The question has been asked as to whether providing advice might delay criminal proceedings. We do not believe that it would. Criminal proceedings are likely to be more secure where the victim has representation and support and has an understanding of the process what is involved in the process and what they may have to go through in the future. A well-considered scheme, such as those in place by the Legal Aid Board, and that safeguard continuous legal representation, are likely to speed up rather than delay proceedings. Our vision of an appropriate scheme for the victim is one that runs in tandem with the case rather than part of the proceedings. It is important to acknowledge that the accused's rights are no way diminished by improving the victims understanding of the process. A fair trial is crucial. We also wish to assist and aid any victim within legal parameters in respect of the trial process. Our submission to the O’Malley review identified a number of reforms that, hopefully, will be reflected in the final report. These reforms are more likely to reduce delays, and include the introduction of pretrial hearings; specialist training for the Judiciary, An Garda Síochána and other agencies; supports and information to victims throughout the process; the adequate resourcing of the aid and the courts; and case management by the courts.

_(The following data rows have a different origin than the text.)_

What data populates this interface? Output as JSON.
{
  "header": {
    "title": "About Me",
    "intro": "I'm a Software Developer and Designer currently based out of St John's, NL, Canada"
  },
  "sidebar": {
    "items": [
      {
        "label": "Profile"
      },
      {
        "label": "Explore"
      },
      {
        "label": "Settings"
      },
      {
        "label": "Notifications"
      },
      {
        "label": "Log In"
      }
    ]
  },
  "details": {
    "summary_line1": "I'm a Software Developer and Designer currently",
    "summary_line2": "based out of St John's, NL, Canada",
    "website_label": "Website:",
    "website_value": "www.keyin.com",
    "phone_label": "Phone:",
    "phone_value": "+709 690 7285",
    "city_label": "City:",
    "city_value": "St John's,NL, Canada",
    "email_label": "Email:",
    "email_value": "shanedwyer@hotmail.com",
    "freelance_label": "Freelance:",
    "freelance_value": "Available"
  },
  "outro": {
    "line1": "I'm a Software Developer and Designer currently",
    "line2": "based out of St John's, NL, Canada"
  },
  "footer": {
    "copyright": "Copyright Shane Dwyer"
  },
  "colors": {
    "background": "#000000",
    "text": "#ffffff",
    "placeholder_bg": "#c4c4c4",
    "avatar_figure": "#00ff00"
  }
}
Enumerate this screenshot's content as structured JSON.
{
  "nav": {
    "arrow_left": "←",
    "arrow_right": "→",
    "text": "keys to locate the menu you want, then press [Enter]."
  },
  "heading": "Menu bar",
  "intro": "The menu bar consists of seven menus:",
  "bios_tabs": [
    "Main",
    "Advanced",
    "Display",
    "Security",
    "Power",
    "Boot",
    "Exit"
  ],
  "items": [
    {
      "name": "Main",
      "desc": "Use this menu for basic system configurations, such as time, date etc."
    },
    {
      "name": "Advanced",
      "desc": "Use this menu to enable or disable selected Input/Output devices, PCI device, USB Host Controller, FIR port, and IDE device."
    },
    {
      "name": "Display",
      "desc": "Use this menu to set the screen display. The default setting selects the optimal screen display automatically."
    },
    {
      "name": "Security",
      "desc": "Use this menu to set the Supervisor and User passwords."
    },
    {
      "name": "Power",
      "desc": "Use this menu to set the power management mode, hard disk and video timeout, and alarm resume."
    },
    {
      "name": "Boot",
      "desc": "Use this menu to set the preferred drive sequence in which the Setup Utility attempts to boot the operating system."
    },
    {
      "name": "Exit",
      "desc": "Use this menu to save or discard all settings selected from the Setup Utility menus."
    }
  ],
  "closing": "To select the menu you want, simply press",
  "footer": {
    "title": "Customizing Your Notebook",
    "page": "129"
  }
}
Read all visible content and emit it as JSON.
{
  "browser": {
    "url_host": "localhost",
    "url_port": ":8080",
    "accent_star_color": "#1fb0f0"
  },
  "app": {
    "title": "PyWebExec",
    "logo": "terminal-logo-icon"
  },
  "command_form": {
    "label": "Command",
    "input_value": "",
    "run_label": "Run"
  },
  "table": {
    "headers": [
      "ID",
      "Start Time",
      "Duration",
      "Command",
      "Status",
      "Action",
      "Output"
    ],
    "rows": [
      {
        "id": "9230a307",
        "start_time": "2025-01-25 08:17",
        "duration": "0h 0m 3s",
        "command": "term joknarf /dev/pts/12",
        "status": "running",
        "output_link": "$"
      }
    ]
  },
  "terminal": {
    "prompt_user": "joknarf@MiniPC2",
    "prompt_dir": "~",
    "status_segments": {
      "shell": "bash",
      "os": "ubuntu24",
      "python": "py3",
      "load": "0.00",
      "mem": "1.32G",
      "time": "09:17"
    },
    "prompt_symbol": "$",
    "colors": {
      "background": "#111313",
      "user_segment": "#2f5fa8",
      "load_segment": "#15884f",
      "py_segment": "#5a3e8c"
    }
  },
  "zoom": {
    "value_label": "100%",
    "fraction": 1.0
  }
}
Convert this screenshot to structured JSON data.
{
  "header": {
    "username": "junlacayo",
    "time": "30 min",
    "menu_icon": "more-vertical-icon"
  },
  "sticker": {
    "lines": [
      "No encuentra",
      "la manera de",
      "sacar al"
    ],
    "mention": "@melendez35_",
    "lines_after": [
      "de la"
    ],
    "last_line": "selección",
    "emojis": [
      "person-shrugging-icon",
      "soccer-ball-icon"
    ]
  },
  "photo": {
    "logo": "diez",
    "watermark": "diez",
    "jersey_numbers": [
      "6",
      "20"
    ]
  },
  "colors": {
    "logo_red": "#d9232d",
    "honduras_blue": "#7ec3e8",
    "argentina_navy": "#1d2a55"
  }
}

The Government expressed concern that the scope of the Bill and the challenge of defining the offences. However, current sexual offences legislation, in particular the 2017 Act, as well as the Domestic Violence Act 2018, provide assistance in identifying classes or categories of victims that would benefit from this Bill. Broadly, legal aid is limited to those who are victims of aggravated sexual assault, rape, incest and child defilement. A question that arises, which relates to our values as a society, is whether all people who claim that their personal dignity and privacy and safety has been violated should be afforded legal aid and representation.
We urge the committee to appreciate Ireland's obligations under EU and international law and how this Bill plays an important part in it. We urge it to fully engage with the O'Malley report that is due to be published, hopefully by the end of the year or perhaps by early next year. Resourcing and specialisation are vital building blocks. State agencies, including An Garda Síochána, the Society, Bar Council and NGOs such as the Rape Crises Network all have a part to play. A collaborative approach will be doing the State some service.
To conclude, the victim must be put front and centre, and how their interests are best protected, forms part of that obligation. Ms Breathnach and I look forward to engaging with the committee on any questions it may have.